— YOUR GOAL —
Look through the data below. Collect every line where the word "should" occurs.

— DATA SUPPLIED —
'''
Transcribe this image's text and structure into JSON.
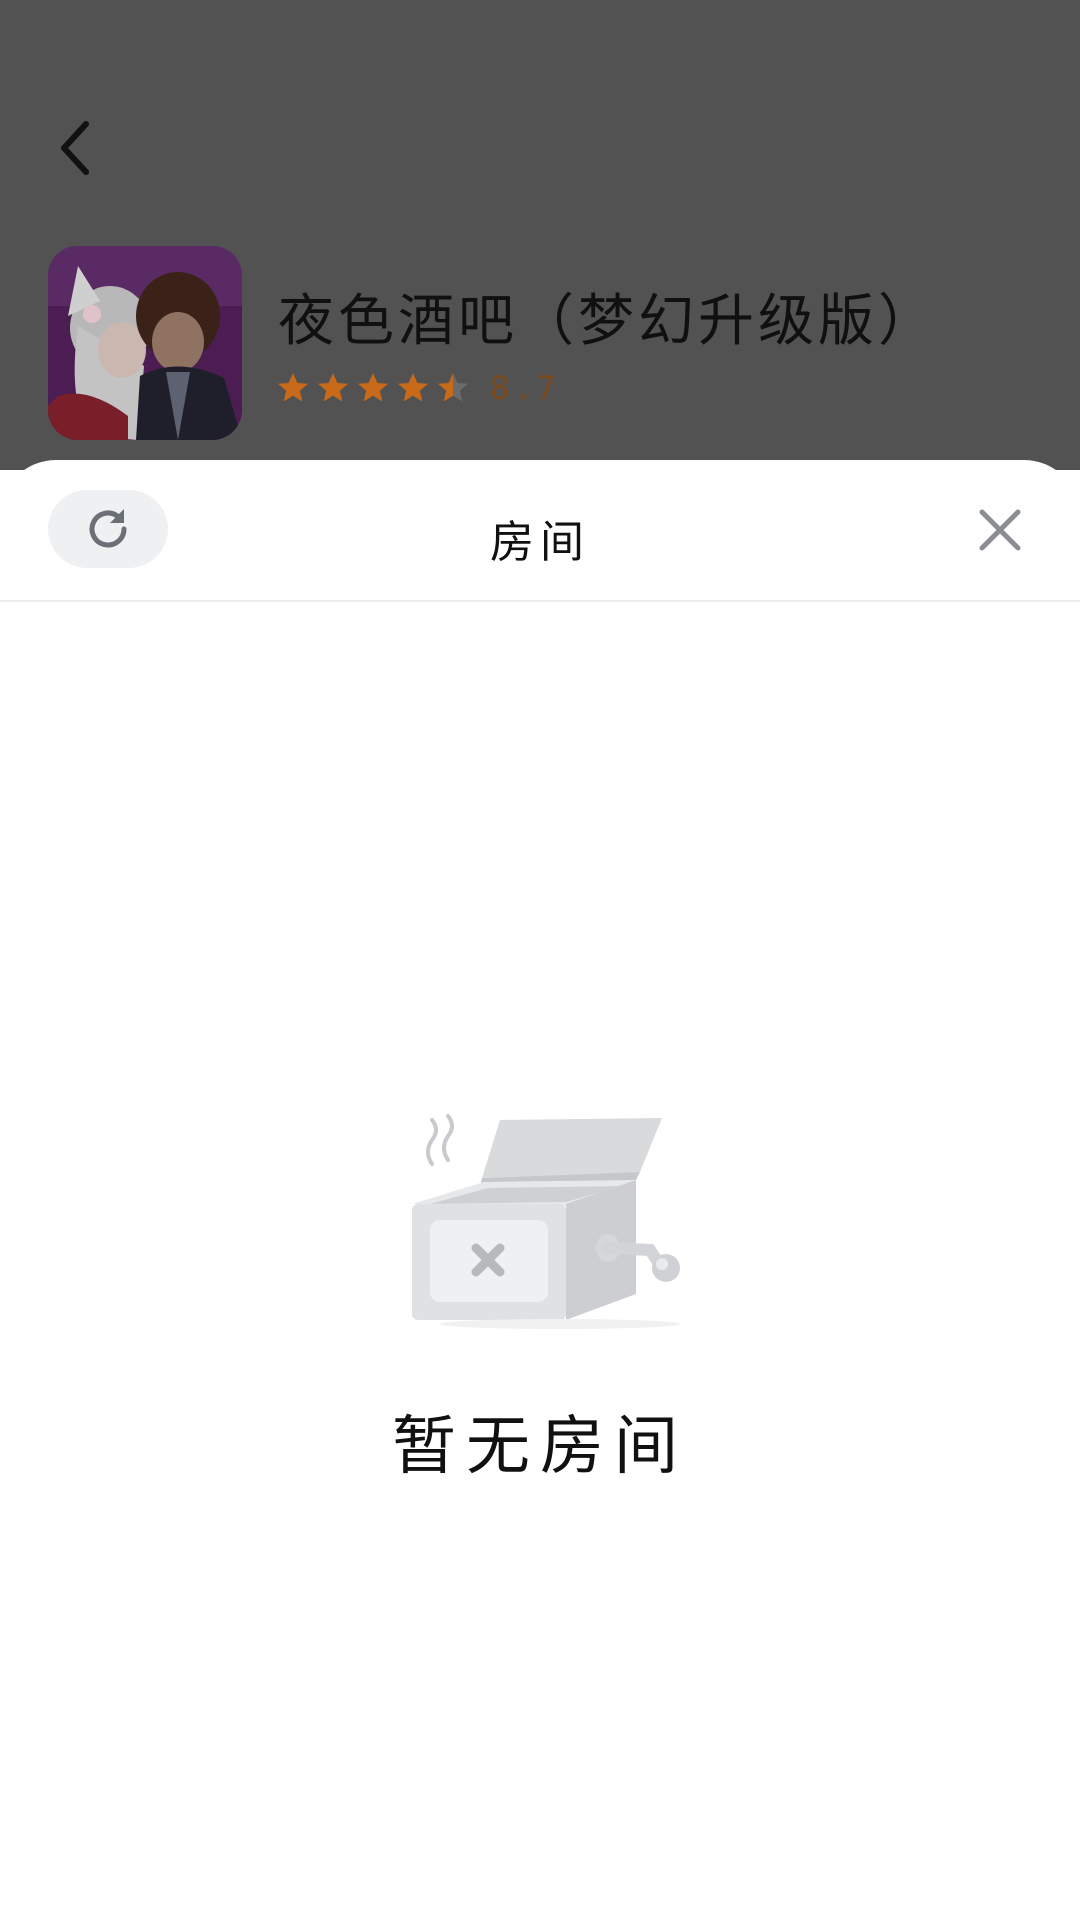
{
  "game": {
    "title": "夜色酒吧（梦幻升级版）",
    "rating": 8.7,
    "rating_text": "8.7",
    "stars": 4.5
  },
  "sheet": {
    "title": "房间",
    "empty_text": "暂无房间"
  },
  "icons": {
    "back": "chevron-left-icon",
    "refresh": "refresh-icon",
    "close": "close-icon",
    "empty": "empty-box-icon"
  },
  "colors": {
    "overlay": "#525252",
    "star": "#c86a1a",
    "star_empty": "#6b6b6b",
    "rating_text": "#7a4a1c",
    "refresh_bg": "#eef0f2"
  }
}
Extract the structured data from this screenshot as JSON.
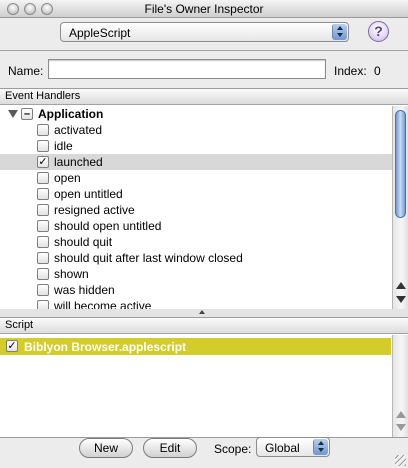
{
  "window": {
    "title": "File's Owner Inspector"
  },
  "toolbar": {
    "inspector_popup_value": "AppleScript",
    "help_label": "?"
  },
  "name_section": {
    "name_label": "Name:",
    "name_value": "",
    "index_label": "Index:",
    "index_value": "0"
  },
  "event_handlers": {
    "header": "Event Handlers",
    "group": {
      "label": "Application",
      "checked": false,
      "mixed": true
    },
    "items": [
      {
        "label": "activated",
        "checked": false,
        "selected": false
      },
      {
        "label": "idle",
        "checked": false,
        "selected": false
      },
      {
        "label": "launched",
        "checked": true,
        "selected": true
      },
      {
        "label": "open",
        "checked": false,
        "selected": false
      },
      {
        "label": "open untitled",
        "checked": false,
        "selected": false
      },
      {
        "label": "resigned active",
        "checked": false,
        "selected": false
      },
      {
        "label": "should open untitled",
        "checked": false,
        "selected": false
      },
      {
        "label": "should quit",
        "checked": false,
        "selected": false
      },
      {
        "label": "should quit after last window closed",
        "checked": false,
        "selected": false
      },
      {
        "label": "shown",
        "checked": false,
        "selected": false
      },
      {
        "label": "was hidden",
        "checked": false,
        "selected": false
      },
      {
        "label": "will become active",
        "checked": false,
        "selected": false
      }
    ]
  },
  "scripts": {
    "header": "Script",
    "items": [
      {
        "label": "Biblyon Browser.applescript",
        "checked": true,
        "selected": true
      }
    ]
  },
  "bottom_bar": {
    "new_label": "New",
    "edit_label": "Edit",
    "scope_label": "Scope:",
    "scope_value": "Global"
  },
  "colors": {
    "script_highlight": "#d4cc2a",
    "scroll_thumb": "#6f9ad4",
    "help_accent": "#5a3e8a"
  }
}
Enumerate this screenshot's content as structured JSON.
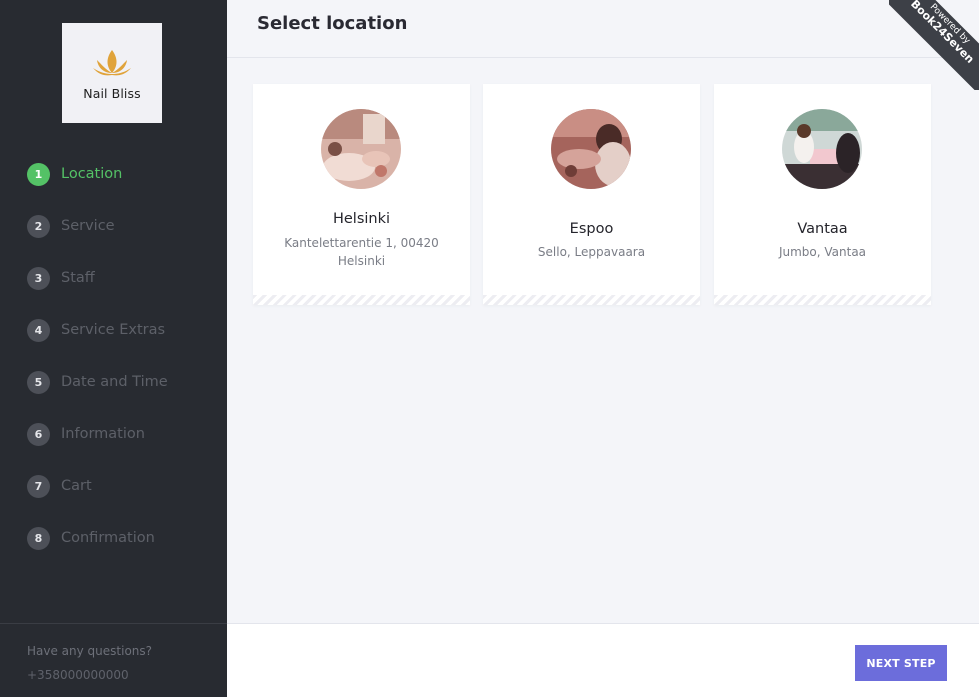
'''
— SOLUTION TO THIS TASK —
        "label": "should open untitled",
        "label": "should quit",
        "label": "should quit after last window closed",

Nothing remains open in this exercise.